Whilst browsing for short stories to read, the title of the book caught my eye, before the short summary. The significance of the “29 steps” isn’t hinted at all until the final stages of the storyline; its significance not exactly ‘poetic’ but still holding a lot of weight on the characters, especially Dube and her mother.
The story is set in Nigeria, which is the birthplace of Mogo who stayed there for 14 years before emigrating to the US, so of course, her culture was embedded into the plot. I am from the same country so I was able to relate to the “taboo for anyone to see a woman’s menstruation blood”, heard about those who use “juju” (witchcraft) for their own motives, and felt ashamed to read that I was once the naive and timid “city child”, that Dube would’ve disliked. Most of my own family resides in Nigeria and I’ve only visited them twice in 18 years (tickets are very expensive!) but I do remember the awkwardness of being a 9-year-old who had to go and collect clean water, instead of using the tap. Now, just like Dube, I dislike how naive I was, but, unlike her, I understand that just like the “city children”, I was in an environment I just wasn’t used to, which led me to have an immature but hostile attitude towards the place. Thankfully most of that awkwardness for embracing my culture has gone – visiting Ghana, (Nigeria’s neighbour) last summer, was amazing! There were some instances where characters were speaking in their local language, Igbo, which suggested to me that Mogo is from the same tribe – unlike me, so translation was needed!

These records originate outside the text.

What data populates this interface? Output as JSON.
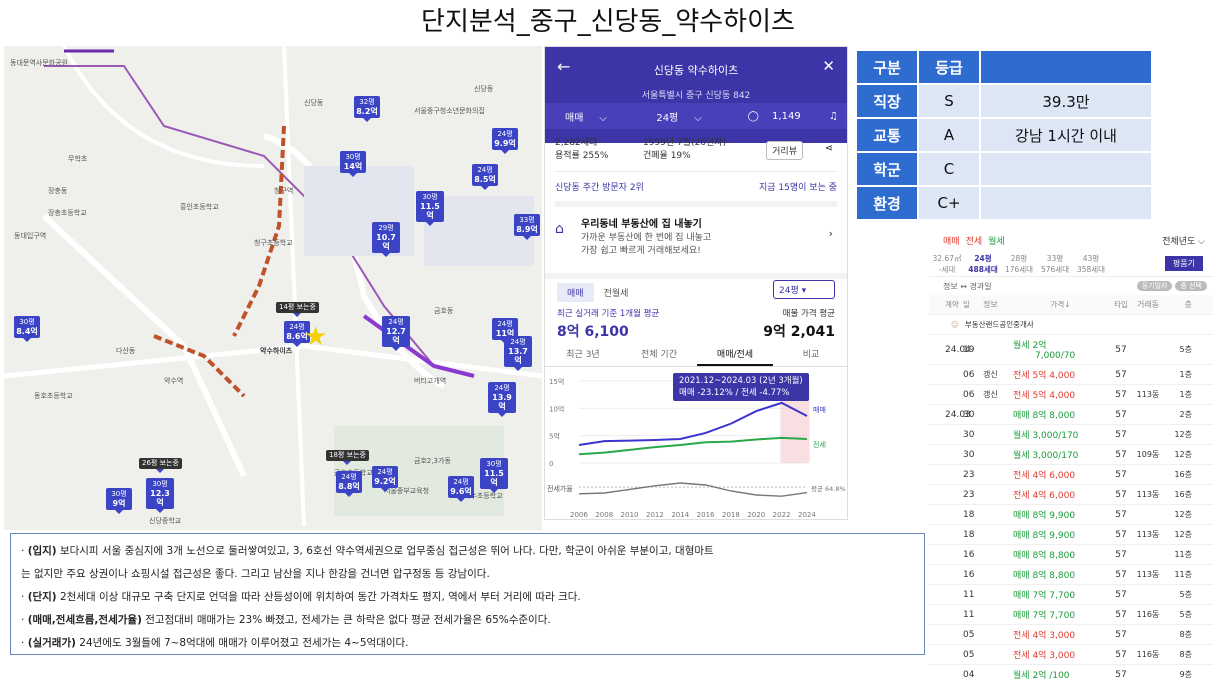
{
  "title": "단지분석_중구_신당동_약수하이츠",
  "map": {
    "labels": [
      "동대문역사문화공원",
      "신당동",
      "흥인초등학교",
      "무학초",
      "신당동",
      "장충동",
      "장충초등학교",
      "서울중구청소년문화의집",
      "동대입구역",
      "약수역",
      "버티고개역",
      "청구역",
      "청구초등학교",
      "다산동",
      "금호동",
      "금호2,3가동",
      "금호초등학교",
      "옥수초등학교",
      "신당중학교",
      "동호초등학교",
      "서울중부교육청",
      "약수하이츠"
    ],
    "pins": [
      {
        "size": "32평",
        "price": "8.2억"
      },
      {
        "size": "30평",
        "price": "14억"
      },
      {
        "size": "24평",
        "price": "9.9억"
      },
      {
        "size": "24평",
        "price": "8.5억"
      },
      {
        "size": "30평",
        "price": "11.5억"
      },
      {
        "size": "29평",
        "price": "10.7억"
      },
      {
        "size": "33평",
        "price": "8.9억"
      },
      {
        "size": "30평",
        "price": "8.4억"
      },
      {
        "size": "24평",
        "price": "8.6억"
      },
      {
        "size": "24평",
        "price": "12.7억"
      },
      {
        "size": "24평",
        "price": "11억"
      },
      {
        "size": "24평",
        "price": "13.7억"
      },
      {
        "size": "24평",
        "price": "13.9억"
      },
      {
        "size": "24평",
        "price": "8.8억"
      },
      {
        "size": "24평",
        "price": "9.2억"
      },
      {
        "size": "24평",
        "price": "9.6억"
      },
      {
        "size": "30평",
        "price": "11.5억"
      },
      {
        "size": "30평",
        "price": "12.3억"
      },
      {
        "size": "30평",
        "price": "9억"
      }
    ],
    "callouts": [
      "14평 보는중",
      "26평 보는중",
      "18평 보는중"
    ]
  },
  "app": {
    "title": "신당동 약수하이츠",
    "address": "서울특별시 중구 신당동 842",
    "tab_trade": "매매",
    "tab_size": "24평",
    "comments": "1,149",
    "households": "2,282세대",
    "floor_ratio": "용적률 255%",
    "built": "1999년 7월(26년차)",
    "coverage": "건폐율 19%",
    "review_btn": "거리뷰",
    "visitors": "신당동 주간 방문자 2위",
    "visitors_now": "지금 15명이 보는 중",
    "promo_title": "우리동네 부동산에 집 내놓기",
    "promo_sub1": "가까운 부동산에 한 번에 집 내놓고",
    "promo_sub2": "가장 쉽고 빠르게 거래해보세요!",
    "seg_trade": "매매",
    "seg_rent": "전월세",
    "seg_size": "24평",
    "avg_label": "최근 실거래 기준 1개월 평균",
    "avg_value": "8억 6,100",
    "ask_label": "매물 가격 평균",
    "ask_value": "9억 2,041",
    "chart_tabs": [
      "최근 3년",
      "전체 기간",
      "매매/전세",
      "비교"
    ],
    "tooltip_period": "2021.12~2024.03 (2년 3개월)",
    "tooltip_change": "매매 -23.12% / 전세 -4.77%"
  },
  "chart_data": {
    "type": "line",
    "x": [
      2006,
      2008,
      2010,
      2012,
      2014,
      2016,
      2018,
      2020,
      2022,
      2024
    ],
    "y_ticks": [
      "15억",
      "10억",
      "5억",
      "0"
    ],
    "series": [
      {
        "name": "매매",
        "values": [
          3.3,
          4.0,
          4.1,
          4.2,
          4.4,
          5.5,
          7.2,
          9.5,
          11.0,
          8.6
        ]
      },
      {
        "name": "전세",
        "values": [
          1.6,
          1.9,
          2.4,
          2.9,
          3.3,
          3.8,
          3.9,
          4.3,
          4.6,
          4.4
        ]
      },
      {
        "name": "전세가율",
        "values": [
          48,
          50,
          59,
          68,
          75,
          70,
          55,
          45,
          42,
          51
        ]
      }
    ],
    "bottom_label": "전세가율",
    "avg_label": "평균 64.8%"
  },
  "grade": {
    "headers": [
      "구분",
      "등급",
      ""
    ],
    "rows": [
      {
        "label": "직장",
        "grade": "S",
        "value": "39.3만"
      },
      {
        "label": "교통",
        "grade": "A",
        "value": "강남 1시간 이내"
      },
      {
        "label": "학군",
        "grade": "C",
        "value": ""
      },
      {
        "label": "환경",
        "grade": "C+",
        "value": ""
      }
    ]
  },
  "trades": {
    "tabs": [
      "매매",
      "전세",
      "월세"
    ],
    "year_sel": "전체년도",
    "sizes": [
      {
        "size": "32.67㎡",
        "hh": "-세대"
      },
      {
        "size": "24평",
        "hh": "488세대"
      },
      {
        "size": "28평",
        "hh": "176세대"
      },
      {
        "size": "33평",
        "hh": "576세대"
      },
      {
        "size": "43평",
        "hh": "358세대"
      }
    ],
    "pyeong_btn": "평품기",
    "info_label": "정보 ↔ 경과일",
    "chips": [
      "등기일자",
      "중 선택"
    ],
    "cols": [
      "계약",
      "일",
      "정보",
      "가격↓",
      "타입",
      "거래동",
      "층"
    ],
    "agent": "부동산랜드공인중개사",
    "rows": [
      {
        "date": "24.04",
        "day": "19",
        "tag": "",
        "kind": "월세",
        "price": "2억",
        "price2": "7,000/70",
        "type": "57",
        "dong": "",
        "floor": "5층"
      },
      {
        "date": "",
        "day": "06",
        "tag": "갱신",
        "kind": "전세",
        "price": "5억 4,000",
        "type": "57",
        "dong": "",
        "floor": "1층"
      },
      {
        "date": "",
        "day": "06",
        "tag": "갱신",
        "kind": "전세",
        "price": "5억 4,000",
        "type": "57",
        "dong": "113동",
        "floor": "1층"
      },
      {
        "date": "24.03",
        "day": "30",
        "tag": "",
        "kind": "매매",
        "price": "8억 8,000",
        "type": "57",
        "dong": "",
        "floor": "2층"
      },
      {
        "date": "",
        "day": "30",
        "tag": "",
        "kind": "월세",
        "price": "3,000/170",
        "type": "57",
        "dong": "",
        "floor": "12층"
      },
      {
        "date": "",
        "day": "30",
        "tag": "",
        "kind": "월세",
        "price": "3,000/170",
        "type": "57",
        "dong": "109동",
        "floor": "12층"
      },
      {
        "date": "",
        "day": "23",
        "tag": "",
        "kind": "전세",
        "price": "4억 6,000",
        "type": "57",
        "dong": "",
        "floor": "16층"
      },
      {
        "date": "",
        "day": "23",
        "tag": "",
        "kind": "전세",
        "price": "4억 6,000",
        "type": "57",
        "dong": "113동",
        "floor": "16층"
      },
      {
        "date": "",
        "day": "18",
        "tag": "",
        "kind": "매매",
        "price": "8억 9,900",
        "type": "57",
        "dong": "",
        "floor": "12층"
      },
      {
        "date": "",
        "day": "18",
        "tag": "",
        "kind": "매매",
        "price": "8억 9,900",
        "type": "57",
        "dong": "113동",
        "floor": "12층"
      },
      {
        "date": "",
        "day": "16",
        "tag": "",
        "kind": "매매",
        "price": "8억 8,800",
        "type": "57",
        "dong": "",
        "floor": "11층"
      },
      {
        "date": "",
        "day": "16",
        "tag": "",
        "kind": "매매",
        "price": "8억 8,800",
        "type": "57",
        "dong": "113동",
        "floor": "11층"
      },
      {
        "date": "",
        "day": "11",
        "tag": "",
        "kind": "매매",
        "price": "7억 7,700",
        "type": "57",
        "dong": "",
        "floor": "5층"
      },
      {
        "date": "",
        "day": "11",
        "tag": "",
        "kind": "매매",
        "price": "7억 7,700",
        "type": "57",
        "dong": "116동",
        "floor": "5층"
      },
      {
        "date": "",
        "day": "05",
        "tag": "",
        "kind": "전세",
        "price": "4억 3,000",
        "type": "57",
        "dong": "",
        "floor": "8층"
      },
      {
        "date": "",
        "day": "05",
        "tag": "",
        "kind": "전세",
        "price": "4억 3,000",
        "type": "57",
        "dong": "116동",
        "floor": "8층"
      },
      {
        "date": "",
        "day": "04",
        "tag": "",
        "kind": "월세",
        "price": "2억 /100",
        "type": "57",
        "dong": "",
        "floor": "9층"
      }
    ]
  },
  "notes": [
    {
      "head": "(입지)",
      "text": " 보다시피 서울 중심지에 3개 노선으로 둘러쌓여있고, 3, 6호선 약수역세권으로 업무중심 접근성은 뛰어 나다. 다만, 학군이 아쉬운 부분이고, 대형마트"
    },
    {
      "head": "",
      "text": "는 없지만 주요 상권이나 쇼핑시설 접근성은 좋다. 그리고 남산을 지나 한강을 건너면 압구정동 등 강남이다."
    },
    {
      "head": "(단지)",
      "text": " 2천세대 이상 대규모 구축 단지로 언덕을 따라 산등성이에 위치하여 동간 가격차도 평지, 역에서 부터 거리에 따라 크다."
    },
    {
      "head": "(매매,전세흐름,전세가율)",
      "text": "   전고점대비 매매가는 23% 빠졌고, 전세가는 큰 하락은 없다 평균 전세가율은 65%수준이다."
    },
    {
      "head": "(실거래가)",
      "text": " 24년에도 3월들에 7~8억대에 매매가 이루어졌고 전세가는 4~5억대이다."
    }
  ]
}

The use of third-person narrative allows the reader to explore the lives of the secondary characters who had relations with Dube. The consistent use of flashbacks provides insight into her mindset as a young child, her almost sexual relationship with her childhood friend, and the loving environment in her family home. Not all of the past narratives have relevance to the overall plot, however, the reader gains context of certain characters, which otherwise would’ve been overshadowed, or not included in the main storyline.
The theme of unexpected occurrences in the story illustrates to the reader that although you may have your future mapped out in the next one, five or ten years, the future is only time regarded as still to come. Nobody, as seen through Dube in this book, can ever truly plan their future as unexpected occurrences are mostly likely to happen. Too often I am just like her. I hope for this or that succession by the end of this school year, after my 4-year degree, and during the rest of my life. As her friend, Eze, rightfully pointed out, “there is no script”. What interested me, at that point in the book, was Eze’s religious point of view. As a Christian, I’d argue that God holds the script of everyone fate, even those who were “killed by Boko Haram”. Does that mean that one of my relations was supposed to be killed by those terrorists? That’s debatable. The theme also made me wonder about the author’s stance on fate. Did she ever fathom how it would be to leave her home country and move to a totally different culture and society? Did Mogo ever have her thoughts of how school would be, becoming an author, and eventually the president of the ‘Engage Africa Foundation’? Was she met with obstacles, or did life go very smoothly up to where she is now in the United States? The latter question seems very unlikely.
Overall, the storyline was a great read. I felt as if I could relate to Dube’s outspoken personality, as well as her vulnerability as a result of a tragedy. The consequence of her father’s death on her future reminded me that there will always be things that we don’t fit into our map of our futures which may, like Dube’s case, provide alternative and new pathways in her journey to her ambitions in her life. I’d recommend this story to readers who love a more Western African, particular Nigerian, cultural approach to a storyline surrounding grief and its aftermath.
“What do you mean by ‘gossips like a girl’? He gossips like a boy.” – Dube
If you have any recommendations for me to read, then let me know! Comment below, and I’ll check it out!